But there are also other more subtle ones, which are not regulated by law, such as when the therapist does not guide you, imposes something on you or even punishes you for not doing it, “says the specialist.
When looking for a psychologist, we don’t always know what our exact needs are. But Claudia Pradas considers it useful that, as far as possible, we inform ourselves about our situation.
“For example, if you need help with a specific problem -examination anxiety, relationship problems or a duel-, you have to find someone who specializes in these areas,” says Pradas.
On the other hand, if the problem is a longer therapeutic process -such as depression or prolonged anxiety-, the objective is to find a professional who provides you with tools and helps you go beyond the current symptom, according to the specialist.
It may also be the case that we require therapists trained in a specific field, such as gender, LGTBI + or racial perspective . “For example, the majority of people who suffer from an eating disorder are women, and there is a gender bias there,” says Pradas.
Home therapies also facilitate the care of patients who, either for physical or psychological reasons – mobility problems or agoraphobia – or logistical and comfort – having people in charge or lack of time – have particular needs.

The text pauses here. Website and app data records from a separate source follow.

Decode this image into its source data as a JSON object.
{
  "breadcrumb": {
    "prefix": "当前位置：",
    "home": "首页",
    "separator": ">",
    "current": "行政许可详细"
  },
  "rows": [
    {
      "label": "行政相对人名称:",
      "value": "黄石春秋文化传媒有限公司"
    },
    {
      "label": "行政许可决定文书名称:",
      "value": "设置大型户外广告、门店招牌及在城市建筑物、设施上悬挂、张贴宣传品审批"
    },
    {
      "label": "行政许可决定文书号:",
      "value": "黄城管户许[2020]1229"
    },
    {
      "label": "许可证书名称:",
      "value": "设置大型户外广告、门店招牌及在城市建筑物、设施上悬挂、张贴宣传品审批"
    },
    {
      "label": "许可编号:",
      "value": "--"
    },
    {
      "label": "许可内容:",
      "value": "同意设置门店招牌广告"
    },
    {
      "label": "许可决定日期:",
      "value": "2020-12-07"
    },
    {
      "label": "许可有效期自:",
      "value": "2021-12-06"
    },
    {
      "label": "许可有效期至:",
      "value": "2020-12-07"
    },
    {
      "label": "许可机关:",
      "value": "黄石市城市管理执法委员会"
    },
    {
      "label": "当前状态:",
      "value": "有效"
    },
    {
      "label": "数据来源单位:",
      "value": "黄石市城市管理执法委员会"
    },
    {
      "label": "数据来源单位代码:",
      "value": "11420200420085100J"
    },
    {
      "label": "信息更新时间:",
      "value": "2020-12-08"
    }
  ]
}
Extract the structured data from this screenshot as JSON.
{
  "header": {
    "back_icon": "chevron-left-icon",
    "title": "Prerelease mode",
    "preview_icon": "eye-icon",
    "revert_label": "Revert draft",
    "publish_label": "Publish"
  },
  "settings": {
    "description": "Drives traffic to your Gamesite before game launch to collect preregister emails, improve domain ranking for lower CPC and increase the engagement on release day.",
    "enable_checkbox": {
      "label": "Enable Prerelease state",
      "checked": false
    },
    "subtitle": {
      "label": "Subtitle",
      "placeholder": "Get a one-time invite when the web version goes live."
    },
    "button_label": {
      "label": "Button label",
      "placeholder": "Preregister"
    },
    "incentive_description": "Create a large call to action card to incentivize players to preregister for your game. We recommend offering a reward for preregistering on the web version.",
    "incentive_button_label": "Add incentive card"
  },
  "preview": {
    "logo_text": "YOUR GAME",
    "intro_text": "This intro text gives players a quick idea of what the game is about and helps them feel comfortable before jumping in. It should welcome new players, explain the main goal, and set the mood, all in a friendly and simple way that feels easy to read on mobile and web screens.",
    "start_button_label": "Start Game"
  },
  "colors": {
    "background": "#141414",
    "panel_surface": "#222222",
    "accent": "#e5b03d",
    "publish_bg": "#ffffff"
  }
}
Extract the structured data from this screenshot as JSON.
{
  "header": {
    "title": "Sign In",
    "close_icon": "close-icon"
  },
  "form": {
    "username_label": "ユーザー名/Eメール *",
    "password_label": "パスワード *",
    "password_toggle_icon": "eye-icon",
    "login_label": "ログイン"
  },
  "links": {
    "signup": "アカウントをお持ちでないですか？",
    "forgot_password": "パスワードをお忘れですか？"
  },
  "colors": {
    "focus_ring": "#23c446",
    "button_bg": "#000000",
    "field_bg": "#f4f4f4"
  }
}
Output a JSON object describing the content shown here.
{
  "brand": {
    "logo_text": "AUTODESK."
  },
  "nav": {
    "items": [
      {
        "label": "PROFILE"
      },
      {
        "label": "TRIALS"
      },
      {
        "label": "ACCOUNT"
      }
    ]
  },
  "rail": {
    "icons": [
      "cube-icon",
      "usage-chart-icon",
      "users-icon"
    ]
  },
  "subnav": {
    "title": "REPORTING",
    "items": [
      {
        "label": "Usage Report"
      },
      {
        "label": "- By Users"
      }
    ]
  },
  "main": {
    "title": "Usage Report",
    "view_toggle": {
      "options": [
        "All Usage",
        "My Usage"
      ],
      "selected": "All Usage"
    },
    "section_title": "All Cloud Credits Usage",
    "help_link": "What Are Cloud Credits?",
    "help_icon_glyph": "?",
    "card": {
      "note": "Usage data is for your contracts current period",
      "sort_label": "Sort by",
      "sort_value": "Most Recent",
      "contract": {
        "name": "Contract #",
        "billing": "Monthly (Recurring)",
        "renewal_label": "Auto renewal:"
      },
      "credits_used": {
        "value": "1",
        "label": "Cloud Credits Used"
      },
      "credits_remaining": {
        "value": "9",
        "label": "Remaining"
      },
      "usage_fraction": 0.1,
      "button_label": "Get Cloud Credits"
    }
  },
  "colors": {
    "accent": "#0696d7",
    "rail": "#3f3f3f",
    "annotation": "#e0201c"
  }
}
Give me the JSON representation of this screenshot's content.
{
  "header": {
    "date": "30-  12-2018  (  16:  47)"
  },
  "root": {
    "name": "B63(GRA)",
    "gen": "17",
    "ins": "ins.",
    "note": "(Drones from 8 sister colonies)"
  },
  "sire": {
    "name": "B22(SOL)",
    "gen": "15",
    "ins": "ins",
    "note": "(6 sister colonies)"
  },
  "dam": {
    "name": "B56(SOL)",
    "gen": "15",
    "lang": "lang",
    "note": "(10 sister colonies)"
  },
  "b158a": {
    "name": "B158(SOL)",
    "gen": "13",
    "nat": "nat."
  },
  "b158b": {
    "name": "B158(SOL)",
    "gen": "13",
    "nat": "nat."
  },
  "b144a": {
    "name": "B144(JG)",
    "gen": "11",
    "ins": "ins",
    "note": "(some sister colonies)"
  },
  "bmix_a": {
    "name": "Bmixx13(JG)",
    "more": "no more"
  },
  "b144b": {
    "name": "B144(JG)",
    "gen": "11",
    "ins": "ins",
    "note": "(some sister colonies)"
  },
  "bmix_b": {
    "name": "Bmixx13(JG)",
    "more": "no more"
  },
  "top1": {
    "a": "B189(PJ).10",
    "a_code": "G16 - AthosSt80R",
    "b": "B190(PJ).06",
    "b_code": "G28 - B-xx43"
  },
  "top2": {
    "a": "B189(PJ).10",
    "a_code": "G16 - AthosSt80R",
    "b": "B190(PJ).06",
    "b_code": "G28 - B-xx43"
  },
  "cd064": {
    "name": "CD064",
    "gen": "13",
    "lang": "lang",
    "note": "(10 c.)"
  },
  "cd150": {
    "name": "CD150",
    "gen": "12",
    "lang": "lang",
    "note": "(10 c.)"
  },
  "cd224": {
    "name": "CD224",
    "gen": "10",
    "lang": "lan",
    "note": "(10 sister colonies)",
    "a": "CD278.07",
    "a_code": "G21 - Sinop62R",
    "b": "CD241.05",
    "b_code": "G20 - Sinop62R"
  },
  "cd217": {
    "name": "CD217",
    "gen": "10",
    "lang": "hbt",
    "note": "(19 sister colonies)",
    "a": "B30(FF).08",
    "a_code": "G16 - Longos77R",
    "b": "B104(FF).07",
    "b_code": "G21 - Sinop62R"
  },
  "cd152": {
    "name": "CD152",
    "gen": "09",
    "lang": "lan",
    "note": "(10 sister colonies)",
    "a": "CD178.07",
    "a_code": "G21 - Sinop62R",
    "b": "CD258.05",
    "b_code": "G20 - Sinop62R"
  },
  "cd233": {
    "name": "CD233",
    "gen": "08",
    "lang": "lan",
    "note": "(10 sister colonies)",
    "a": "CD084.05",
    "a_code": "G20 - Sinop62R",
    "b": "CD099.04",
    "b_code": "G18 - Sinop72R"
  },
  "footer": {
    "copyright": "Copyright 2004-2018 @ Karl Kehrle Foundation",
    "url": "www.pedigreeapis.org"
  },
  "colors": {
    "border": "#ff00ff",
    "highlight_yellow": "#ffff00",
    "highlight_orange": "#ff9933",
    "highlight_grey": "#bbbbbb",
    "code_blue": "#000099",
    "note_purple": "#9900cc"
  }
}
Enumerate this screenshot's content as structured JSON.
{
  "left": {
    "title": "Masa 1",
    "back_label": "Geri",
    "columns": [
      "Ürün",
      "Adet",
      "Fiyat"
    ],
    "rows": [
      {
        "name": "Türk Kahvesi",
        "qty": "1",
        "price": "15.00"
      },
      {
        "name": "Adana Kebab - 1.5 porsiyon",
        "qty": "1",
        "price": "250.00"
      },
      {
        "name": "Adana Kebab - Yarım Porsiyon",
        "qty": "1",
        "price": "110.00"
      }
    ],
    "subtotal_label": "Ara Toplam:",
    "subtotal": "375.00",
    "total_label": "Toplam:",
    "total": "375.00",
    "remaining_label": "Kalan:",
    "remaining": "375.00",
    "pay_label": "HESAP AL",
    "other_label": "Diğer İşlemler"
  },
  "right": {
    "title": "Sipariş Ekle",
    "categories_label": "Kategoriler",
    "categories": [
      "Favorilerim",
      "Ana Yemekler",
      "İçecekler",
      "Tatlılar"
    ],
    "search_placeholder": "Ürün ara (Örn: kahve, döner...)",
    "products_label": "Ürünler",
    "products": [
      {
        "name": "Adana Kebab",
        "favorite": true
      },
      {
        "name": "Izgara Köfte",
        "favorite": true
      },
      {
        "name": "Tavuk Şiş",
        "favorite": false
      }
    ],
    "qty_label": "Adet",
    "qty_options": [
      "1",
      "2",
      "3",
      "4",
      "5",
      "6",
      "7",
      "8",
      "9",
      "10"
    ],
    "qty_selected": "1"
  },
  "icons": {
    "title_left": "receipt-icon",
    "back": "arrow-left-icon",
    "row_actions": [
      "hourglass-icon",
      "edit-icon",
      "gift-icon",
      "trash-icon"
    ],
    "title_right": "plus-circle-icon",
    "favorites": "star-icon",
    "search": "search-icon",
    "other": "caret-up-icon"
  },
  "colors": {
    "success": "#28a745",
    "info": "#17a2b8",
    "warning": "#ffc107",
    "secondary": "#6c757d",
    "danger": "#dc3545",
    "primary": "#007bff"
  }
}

Dr. Natalia Zaira Pedrajas, psychologist and founder of the Psychological Support at Home platform , has found that “it is not only interesting for the person but also for the therapist, because it gives them a new work context. Solving problems from their own environment it makes the treatment more effective. ”
As he explains, the address can reflect the personality of the patient at that time and helps to see things that may not be said during the session.
Fortunately, nowadays it is easier to find the name of specialized therapists who adapt to our needs thanks to the tools offered by the internet: “Now there are pages where patients can find out about our working method,” says Pradas.
Both Pradas and Pedrajas consider that, as the sessions go by, it is important that patients feel comfortable with their therapists. “If the connection is not made, if you start to feel that you are losing money, that he is not listening to you or that what he is saying does not fit with you, the most interesting thing is to abandon therapy,” says Dr. Pedrajas.
Although prejudices about mental health have gradually been diluted and the younger generations have normalized them, psychological care faces a real challenge to keep up with social changes.
“It seems very important to me that professionals evolve with the world, because otherwise they will be unable to offer help to these people”, concludes Adrián Cerdán